Hands-on with HTC 7 Mozart, LG Optimus 7 and Samsung Omnia 7
Also be sure to check the hands-on with AT&T's Windows Phone 7 smartphones.
According to what Microsoft was saying today at its event in London, you guys want to do more with its phones than just make calls - you want your phone to be a representation of you. Fun, exciting, maybe even a bit sexy too (yeah, right)...
Unfortunately however, it seems that it's still difficult to make your phone you, with so many static menus and un-imaginative elements at the foundation of some mobile OSs, Windows Mobile having been mentioned as one of them. So, Microsoft's answer? A totally new experience from the ground up. With an internal mantra of customer is king. They claim to have removed compromises and made a break from the past, giving you everything you love, on your phone, with "less stop and stare, more glance and go". That said, let's get down to examining what the company unveiled in Europe today.
HTC 7 Mozart:
If the HTC Mozart was a food, we reckon on the surface, it would be fine bread. Tasty, good, though admittedly, not the most amazing thing in the world. However, take a bite and you get to the good stuff, a medley of features that make it a practical masterpiece, including the 3.7" WVGA screen and 1GHz Snapdragon chipset.

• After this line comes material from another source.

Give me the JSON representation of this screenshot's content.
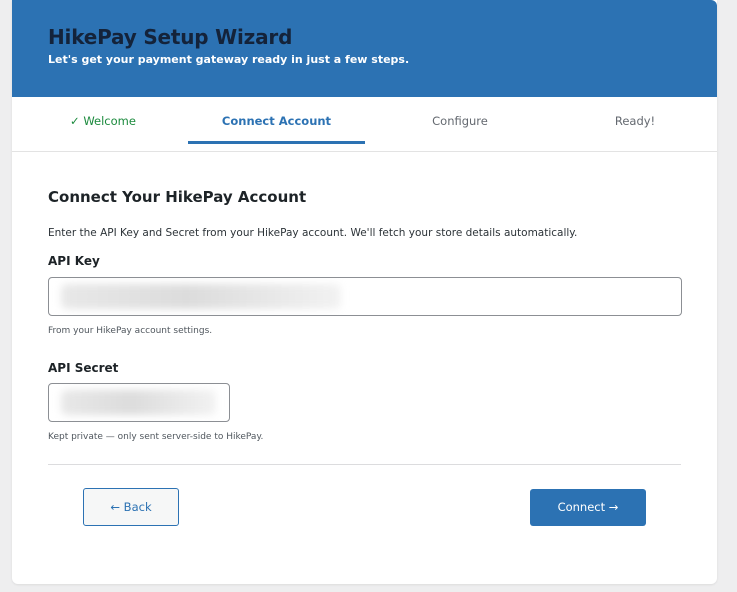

Superficially safe and very HTC, it feels solid with great build quality and a few flourishes reminiscent of the HTC Desire and Nexus One mixed together, with a neat battery cover on the bottom of its back intergrated into the design. It's certainly a capable phone, and a more pocket friendly alternative to the HTC HD 7. In addition, due to its curved styling, the Mozart feels like the most curvaceous of all the handsets mentioned today. The pow factor of the HTC Mozart is its camera, being 8MP with a Xenon flash and 720p HD video capture.
LG Optimus 7:
A heavyweight fighter in the competition, the LG Optimus 7 is a sturdy piece of kit. With retro physical rubberized buttons instead of capacitive ones under the screen it definitely doesn't feel as slick as the other phones, though thanks to its more rugged build quality, it sure does feel like it can take a lot more "life situations". The 3.8" WVGA screen is a pleasure to look at, if visibly less vibrant than that on the Samsung Omnia 7, being a bit smaller and sporting a less colourful interface (it has a mainly red interface). The rest of the features are also pretty standard when compared to the other phones announced today (1GHz Snapdragon processor, 5MP camera, etc.); however, the Optimus 7 does offer some very cool standout features. Software wise, these include DLNA so you can get your media straight to your TV or music player and an augmented reality overlay to your camera module called Scan Search.
The other key difference is hardware, with 16GB of internal memory, the most available from any of the handsets announced, LG seems to hope that its Optimus 7 will be able to fill your multimedia cup right out of the box.
Samsung Omnia 7:
The Samsung Omnia 7 comes well-loaded with its 4-inch Super AMOLED screen that simply blows your mind when coupled with this exciting new platform, which is literally redesigning itself around your personal images. This isn't quite so obvious on the other handsets, but with 4 inches of vivid, luscious, bright tiles of images jumping out at you, it really is hard to miss on this beauty. The Samsung Omnia 7 has a brushed metal finish and a bit of a cubed design. The screen appears to take up less of the fascia than on the Galaxy S, so the dark edges act as a dull frame to really contrast the vibrancy of the display with its bright and saturated colors. With 1GHz powering things along and a 5MP camera that will record 720p, the rest of the specs look solid.
In short - we're excited. We're really glad that there's a new OS offering something genuinely different to what else is out there. Is it enough? Who knows, but one thing's for sure, Microsoft has secured some good hardware to help launch Windows Phone 7 on.